## Exercise goal
Drop all images. Then write out each line below exactly as given.

Component data from apps and pages:
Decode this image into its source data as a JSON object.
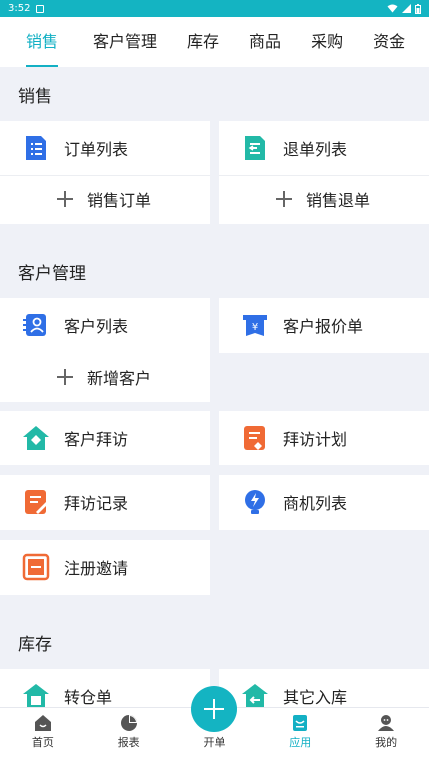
{
  "status_bar": {
    "time": "3:52"
  },
  "tabs": [
    {
      "label": "销售",
      "active": true
    },
    {
      "label": "客户管理"
    },
    {
      "label": "库存"
    },
    {
      "label": "商品"
    },
    {
      "label": "采购"
    },
    {
      "label": "资金"
    }
  ],
  "sections": {
    "sales": {
      "title": "销售",
      "order_list": "订单列表",
      "return_list": "退单列表",
      "sales_order": "销售订单",
      "sales_return": "销售退单"
    },
    "customer": {
      "title": "客户管理",
      "customer_list": "客户列表",
      "quote_list": "客户报价单",
      "add_customer": "新增客户",
      "visit": "客户拜访",
      "visit_plan": "拜访计划",
      "visit_record": "拜访记录",
      "opportunity_list": "商机列表",
      "register_invite": "注册邀请"
    },
    "inventory": {
      "title": "库存",
      "transfer": "转仓单",
      "other_in": "其它入库"
    }
  },
  "bottom_nav": [
    {
      "label": "首页",
      "icon": "home-icon"
    },
    {
      "label": "报表",
      "icon": "report-icon"
    },
    {
      "label": "开单",
      "icon": "plus-icon"
    },
    {
      "label": "应用",
      "icon": "apps-icon",
      "active": true
    },
    {
      "label": "我的",
      "icon": "profile-icon"
    }
  ],
  "colors": {
    "accent": "#13b0c4",
    "blue": "#2f6fe6",
    "teal": "#22b9a7",
    "orange": "#f06a35",
    "background": "#eff1f7"
  }
}
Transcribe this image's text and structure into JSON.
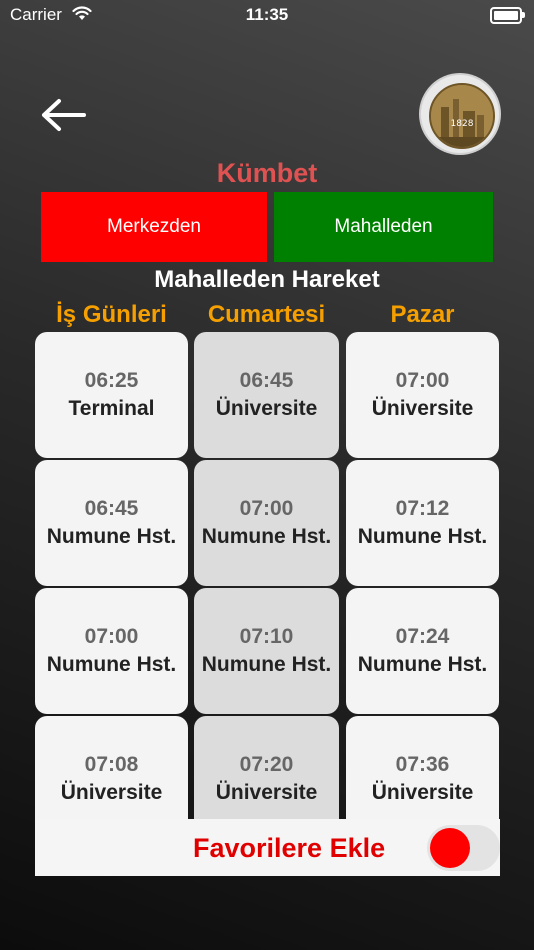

## Output below
Decode this image into its source data as a JSON object.
{
  "status_bar": {
    "time": "3:52"
  },
  "tabs": [
    {
      "label": "销售",
      "active": true
    },
    {
      "label": "客户管理"
    },
    {
      "label": "库存"
    },
    {
      "label": "商品"
    },
    {
      "label": "采购"
    },
    {
      "label": "资金"
    }
  ],
  "sections": {
    "sales": {
      "title": "销售",
      "order_list": "订单列表",
      "return_list": "退单列表",
      "sales_order": "销售订单",
      "sales_return": "销售退单"
    },
    "customer": {
      "title": "客户管理",
      "customer_list": "客户列表",
      "quote_list": "客户报价单",
      "add_customer": "新增客户",
      "visit": "客户拜访",
      "visit_plan": "拜访计划",
      "visit_record": "拜访记录",
      "opportunity_list": "商机列表",
      "register_invite": "注册邀请"
    },
    "inventory": {
      "title": "库存",
      "transfer": "转仓单",
      "other_in": "其它入库"
    }
  },
  "bottom_nav": [
    {
      "label": "首页",
      "icon": "home-icon"
    },
    {
      "label": "报表",
      "icon": "report-icon"
    },
    {
      "label": "开单",
      "icon": "plus-icon"
    },
    {
      "label": "应用",
      "icon": "apps-icon",
      "active": true
    },
    {
      "label": "我的",
      "icon": "profile-icon"
    }
  ],
  "colors": {
    "accent": "#13b0c4",
    "blue": "#2f6fe6",
    "teal": "#22b9a7",
    "orange": "#f06a35",
    "background": "#eff1f7"
  }
}
Transcribe this image's text and structure into JSON.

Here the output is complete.